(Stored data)

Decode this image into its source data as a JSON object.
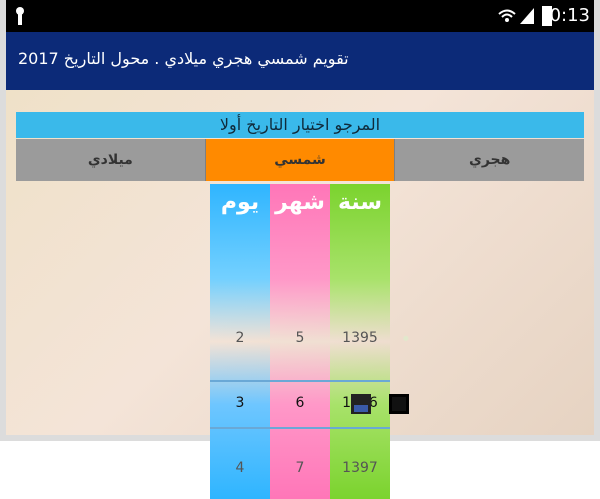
{
  "status_bar": {
    "time": "0:13"
  },
  "app_bar": {
    "title": "تقويم شمسي هجري ميلادي . محول التاريخ 2017"
  },
  "banner": {
    "text": "المرجو اختيار التاريخ أولا"
  },
  "tabs": [
    {
      "label": "ميلادي"
    },
    {
      "label": "شمسي"
    },
    {
      "label": "هجري"
    }
  ],
  "picker": {
    "headers": {
      "day": "يوم",
      "month": "شهر",
      "year": "سنة"
    },
    "values": {
      "day": {
        "prev": "2",
        "current": "3",
        "next": "4"
      },
      "month": {
        "prev": "5",
        "current": "6",
        "next": "7"
      },
      "year": {
        "prev": "1395",
        "current": "1396",
        "next": "1397"
      }
    }
  },
  "colors": {
    "status_bar": "#000000",
    "app_bar": "#0c2a78",
    "banner": "#3ab9ea",
    "tab_active": "#ff8a00",
    "tab_inactive": "#9b9b9b",
    "day_column": "#2fb5ff",
    "month_column": "#ff76b8",
    "year_column": "#7bd32e"
  }
}
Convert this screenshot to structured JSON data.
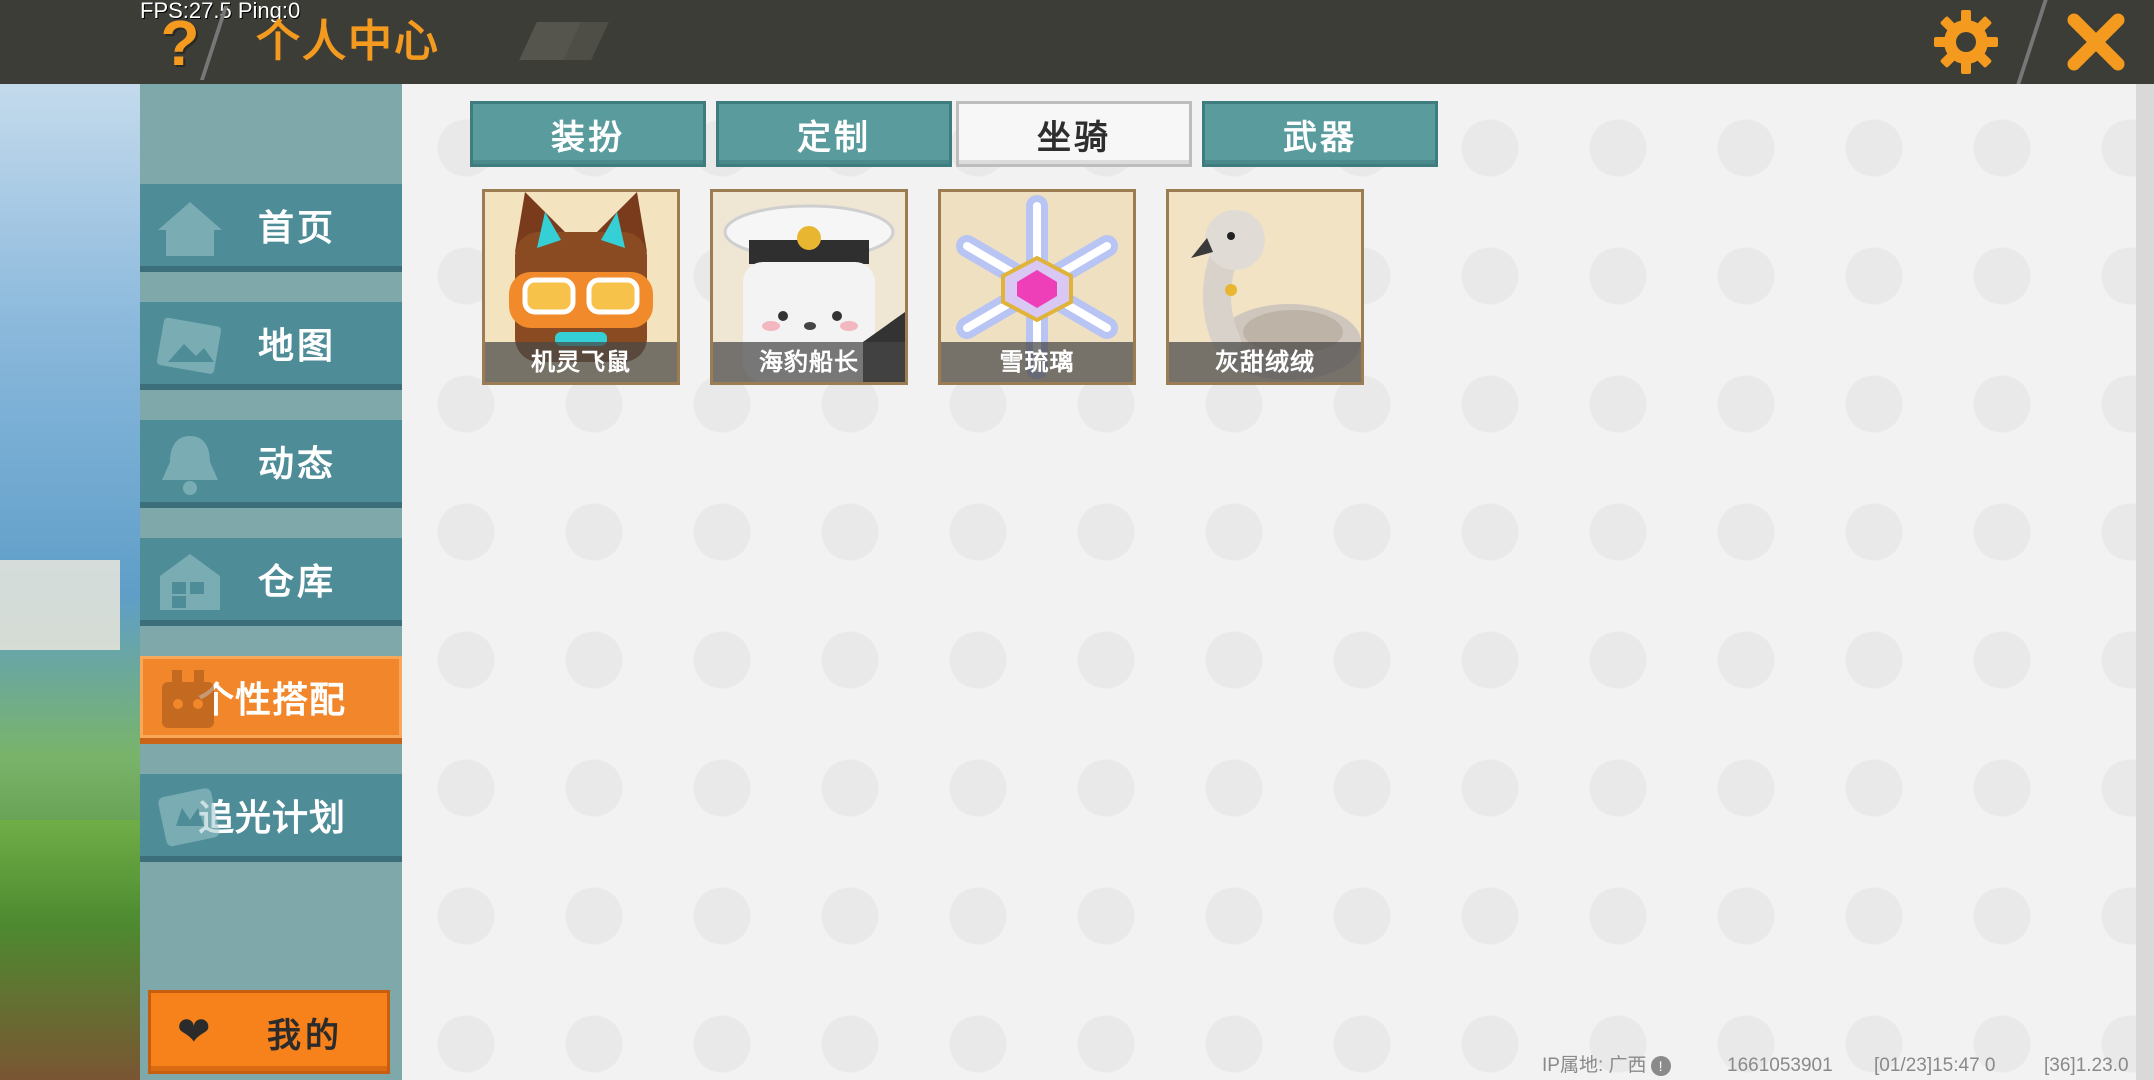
{
  "topbar": {
    "fps_text": "FPS:27.5  Ping:0",
    "help_symbol": "?",
    "title": "个人中心",
    "settings_icon": "gear-icon",
    "close_icon": "close-icon",
    "accent_color": "#f39a1f"
  },
  "sidebar": {
    "items": [
      {
        "label": "首页",
        "icon": "home-icon"
      },
      {
        "label": "地图",
        "icon": "map-icon"
      },
      {
        "label": "动态",
        "icon": "bell-icon"
      },
      {
        "label": "仓库",
        "icon": "warehouse-icon"
      },
      {
        "label": "个性搭配",
        "icon": "outfit-icon",
        "active": true
      },
      {
        "label": "追光计划",
        "icon": "chase-light-icon"
      }
    ],
    "mine_button": {
      "label": "我的",
      "icon": "heart-icon"
    }
  },
  "tabs": [
    {
      "label": "装扮"
    },
    {
      "label": "定制"
    },
    {
      "label": "坐骑",
      "active": true
    },
    {
      "label": "武器"
    }
  ],
  "items": [
    {
      "label": "机灵飞鼠",
      "icon": "flying-squirrel-mount-icon"
    },
    {
      "label": "海豹船长",
      "icon": "seal-captain-mount-icon"
    },
    {
      "label": "雪琉璃",
      "icon": "snow-glaze-mount-icon"
    },
    {
      "label": "灰甜绒绒",
      "icon": "grey-fluffy-mount-icon"
    }
  ],
  "footer": {
    "ip_location": "IP属地: 广西",
    "uid": "1661053901",
    "timestamp": "[01/23]15:47 0",
    "version": "[36]1.23.0"
  }
}
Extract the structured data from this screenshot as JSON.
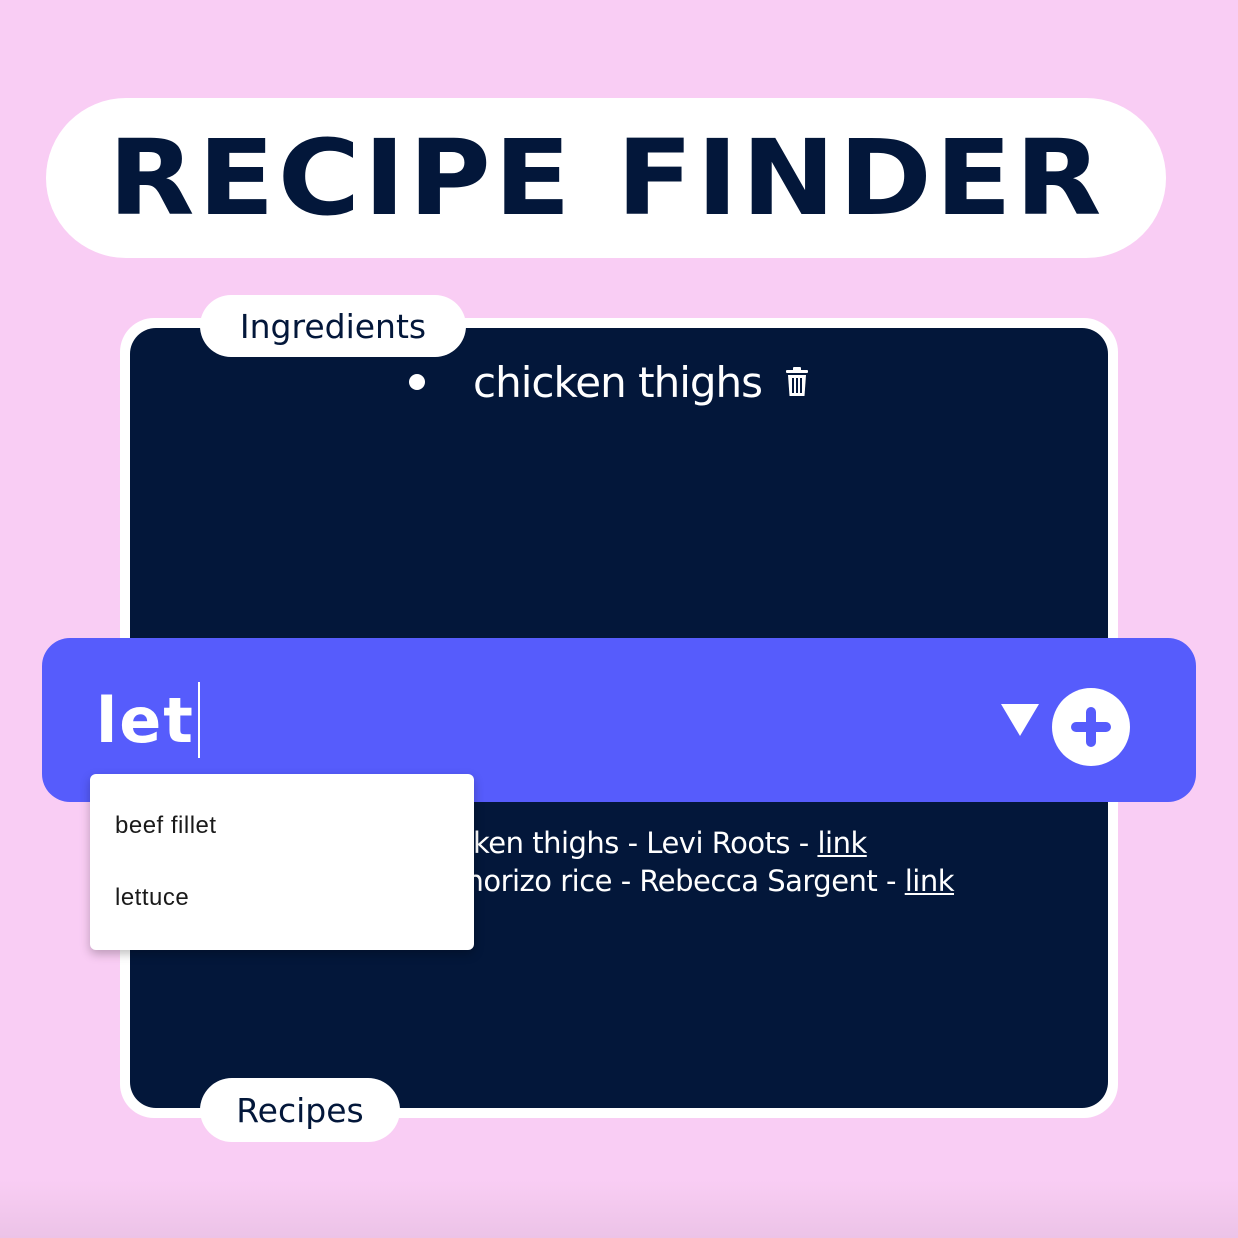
{
  "header": {
    "title": "RECIPE FINDER"
  },
  "ingredients": {
    "label": "Ingredients",
    "items": [
      {
        "name": "chicken thighs"
      }
    ]
  },
  "recipes": {
    "label": "Recipes",
    "items": [
      {
        "text": "icken thighs - Levi Roots - ",
        "link_label": "link"
      },
      {
        "text": "chorizo rice - Rebecca Sargent - ",
        "link_label": "link"
      }
    ]
  },
  "search": {
    "value": "let",
    "suggestions": [
      "beef fillet",
      "lettuce"
    ]
  },
  "icons": {
    "delete": "trash-icon",
    "dropdown": "caret-down-icon",
    "add": "plus-circle-icon"
  },
  "colors": {
    "background": "#f9cdf4",
    "panel": "#03173a",
    "search_bar": "#565cfc",
    "white": "#ffffff"
  }
}
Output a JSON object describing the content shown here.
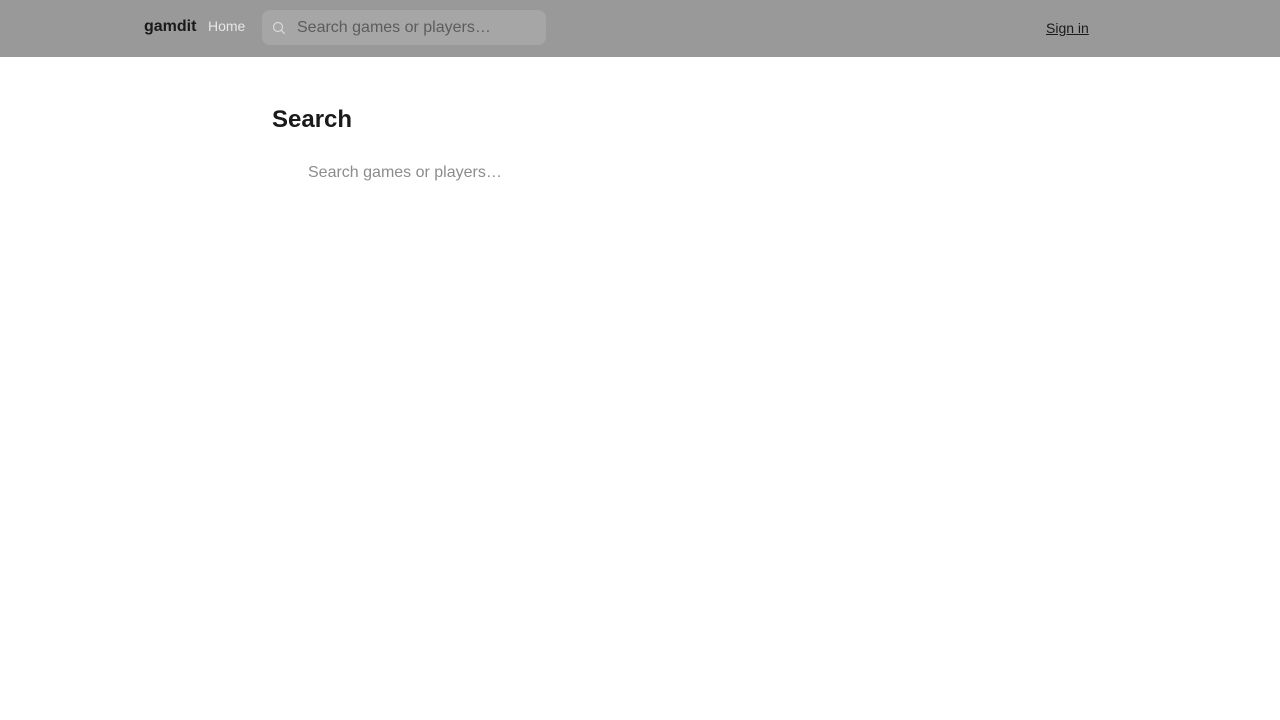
{
  "header": {
    "brand": "gamdit",
    "nav_home": "Home",
    "search": {
      "icon": "search-icon",
      "placeholder": "Search games or players…",
      "value": ""
    },
    "sign_in": "Sign in"
  },
  "main": {
    "title": "Search",
    "search": {
      "placeholder": "Search games or players…",
      "value": ""
    }
  },
  "colors": {
    "topbar_bg": "#999999",
    "text_primary": "#1a1a1a",
    "placeholder": "#8c8c8c"
  }
}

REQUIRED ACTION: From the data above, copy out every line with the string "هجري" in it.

TASK ANSWER:
    "title": "تقويم شمسي هجري ميلادي . محول التاريخ 2017"
      "label": "هجري"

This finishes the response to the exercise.